The remarkable growth of apartments and restaurants along 14th Street NW was very nicely described in “An unlikely catalyst in D.C.” [front page, July 22]. This fortunate condition may indeed be fascinating and anomalous, as D.C. Office of Planning Director Harriet Tregoning pointed out, but it is no accident. Her office deserves much of the credit for bringing long-standing D.C. planning and historic preservation initiatives to fruition.
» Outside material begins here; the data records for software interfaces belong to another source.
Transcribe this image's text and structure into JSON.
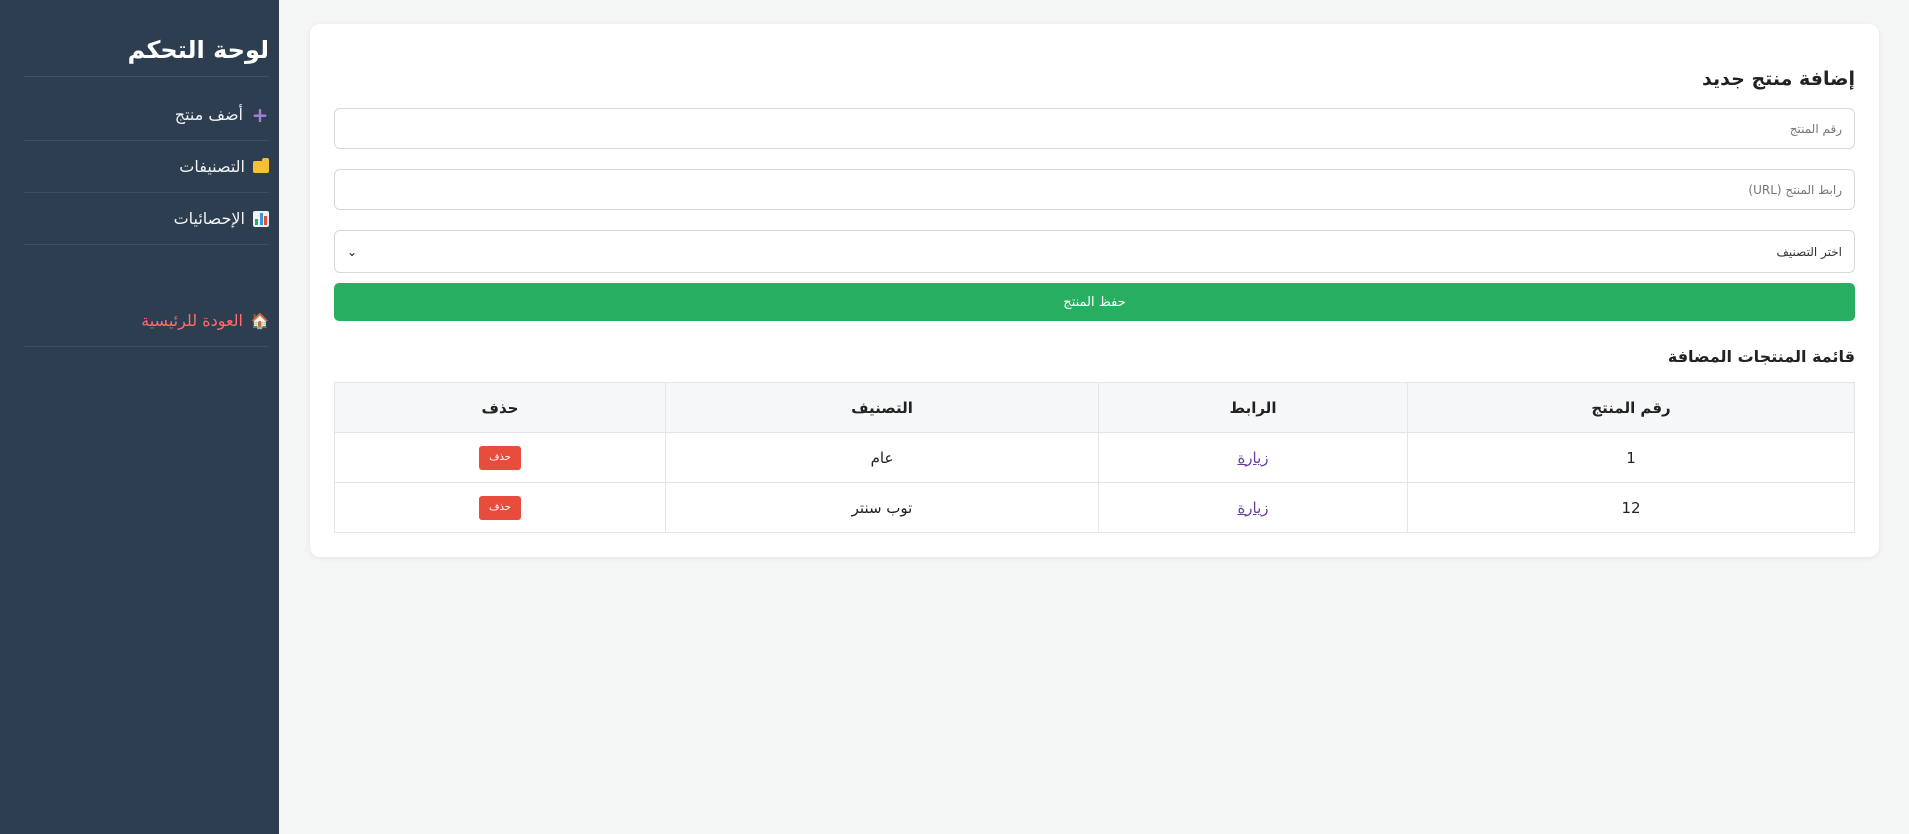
{
  "sidebar": {
    "title": "لوحة التحكم",
    "items": [
      {
        "label": "أضف منتج",
        "icon": "plus-icon"
      },
      {
        "label": "التصنيفات",
        "icon": "folder-icon"
      },
      {
        "label": "الإحصائيات",
        "icon": "bar-chart-icon"
      }
    ],
    "home": {
      "label": "العودة للرئيسية",
      "icon": "house-icon"
    }
  },
  "form": {
    "title": "إضافة منتج جديد",
    "product_id_placeholder": "رقم المنتج",
    "product_url_placeholder": "رابط المنتج (URL)",
    "category_select": "اختر التصنيف",
    "save_label": "حفظ المنتج"
  },
  "list": {
    "title": "قائمة المنتجات المضافة",
    "columns": [
      "رقم المنتج",
      "الرابط",
      "التصنيف",
      "حذف"
    ],
    "rows": [
      {
        "id": "1",
        "link": "زيارة",
        "category": "عام",
        "delete": "حذف"
      },
      {
        "id": "12",
        "link": "زيارة",
        "category": "توب سنتر",
        "delete": "حذف"
      }
    ]
  },
  "colors": {
    "sidebar_bg": "#2c3e50",
    "save_button": "#27ae60",
    "delete_button": "#e74c3c",
    "home_link": "#ff6b6b"
  }
}
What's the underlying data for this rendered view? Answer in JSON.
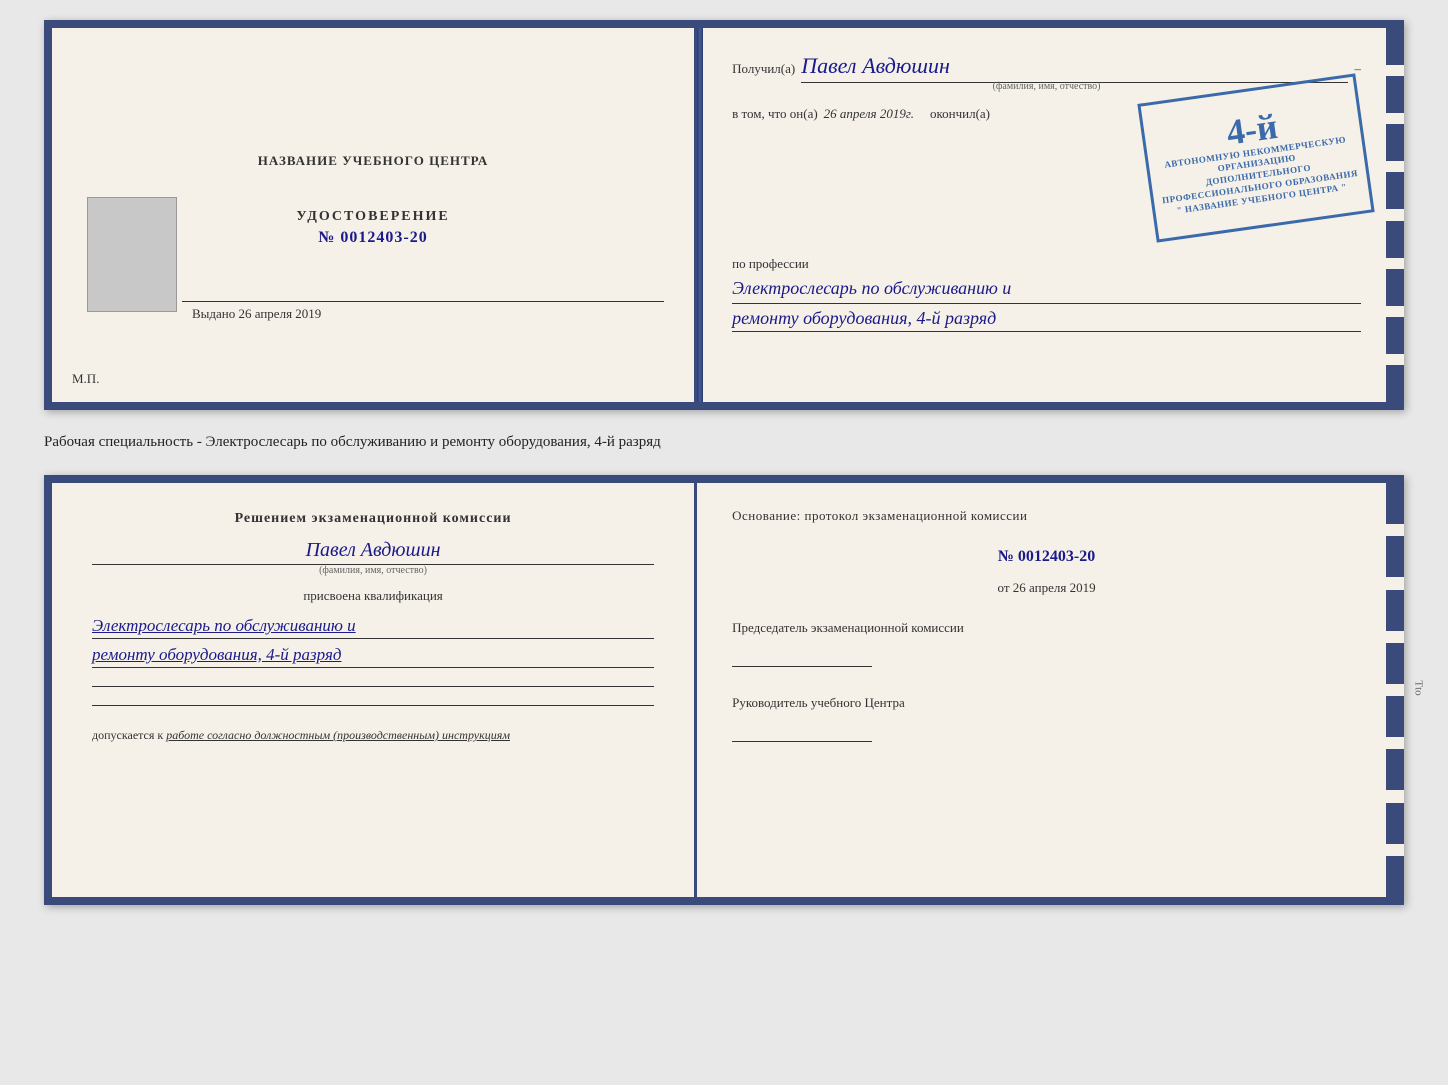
{
  "top_doc": {
    "left": {
      "title": "НАЗВАНИЕ УЧЕБНОГО ЦЕНТРА",
      "udostoverenie_label": "УДОСТОВЕРЕНИЕ",
      "udostoverenie_number": "№ 0012403-20",
      "vydano": "Выдано",
      "vydano_date": "26 апреля 2019",
      "mp": "М.П."
    },
    "right": {
      "poluchil_label": "Получил(а)",
      "person_name": "Павел Авдюшин",
      "fio_hint": "(фамилия, имя, отчество)",
      "dash": "–",
      "vtom_label": "в том, что он(а)",
      "date_value": "26 апреля 2019г.",
      "okochil_label": "окончил(а)",
      "stamp_number": "4-й",
      "stamp_line1": "АВТОНОМНУЮ НЕКОММЕРЧЕСКУЮ ОРГАНИЗАЦИЮ",
      "stamp_line2": "ДОПОЛНИТЕЛЬНОГО ПРОФЕССИОНАЛЬНОГО ОБРАЗОВАНИЯ",
      "stamp_line3": "\" НАЗВАНИЕ УЧЕБНОГО ЦЕНТРА \"",
      "professiya_label": "по профессии",
      "professiya_line1": "Электрослесарь по обслуживанию и",
      "professiya_line2": "ремонту оборудования, 4-й разряд"
    }
  },
  "separator": {
    "text": "Рабочая специальность - Электрослесарь по обслуживанию и ремонту оборудования, 4-й разряд"
  },
  "bottom_doc": {
    "left": {
      "resheniem_title": "Решением экзаменационной комиссии",
      "person_name": "Павел Авдюшин",
      "fio_hint": "(фамилия, имя, отчество)",
      "prisvoena": "присвоена квалификация",
      "kval_line1": "Электрослесарь по обслуживанию и",
      "kval_line2": "ремонту оборудования, 4-й разряд",
      "dopuskaetsya_label": "допускается к",
      "dopuskaetsya_value": "работе согласно должностным (производственным) инструкциям"
    },
    "right": {
      "osnovanie_text": "Основание: протокол экзаменационной комиссии",
      "protocol_number": "№ 0012403-20",
      "ot_label": "от",
      "ot_date": "26 апреля 2019",
      "predsedatel_label": "Председатель экзаменационной комиссии",
      "rukovoditel_label": "Руководитель учебного Центра"
    },
    "side_label": "Tto"
  }
}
The District established the 14th Street corridor as an Uptown Arts-Mixed Use zoning overlay in 1990 with incentives for stores, restaurants, residences and entertainment venues such as the Studio and Source theaters. The 14th Street and U Street neighborhoods’ historic districts, designated in 1994 and 1998, respectively, ensured protection of their rich architectural heritage. Since then, the Historic Preservation Review Board’s design review process is a large part of the reason for the street’s success. Developers and new condo owners have flocked to 14th Street because they know their investments will be protected by a system that preserves historic character while promoting a lively pedestrian street with creative architecture. The city’s top-notch planning, zoning and historic preservation programs rarely get the credit they deserve.
Rebecca Miller, Washington
The writer is executive director of the D.C. Preservation League.
Long gone are the days of my childhood home on Logan Circle in the 1980s. Goodbye to the ladies of the night, drug dealers and drunks. Hello novelty stores, peaceful yoga studios and phenomenal night life. Much of this transition is owed to the gay community and art gallery enthusiasts who took a risk. In particular, the bygone store Reincarnations and developer PN Hoffman deserve much credit for, before Whole Foods arrived, turning an edgy neighborhood into a success story.
Stephanie Mykonos, Washington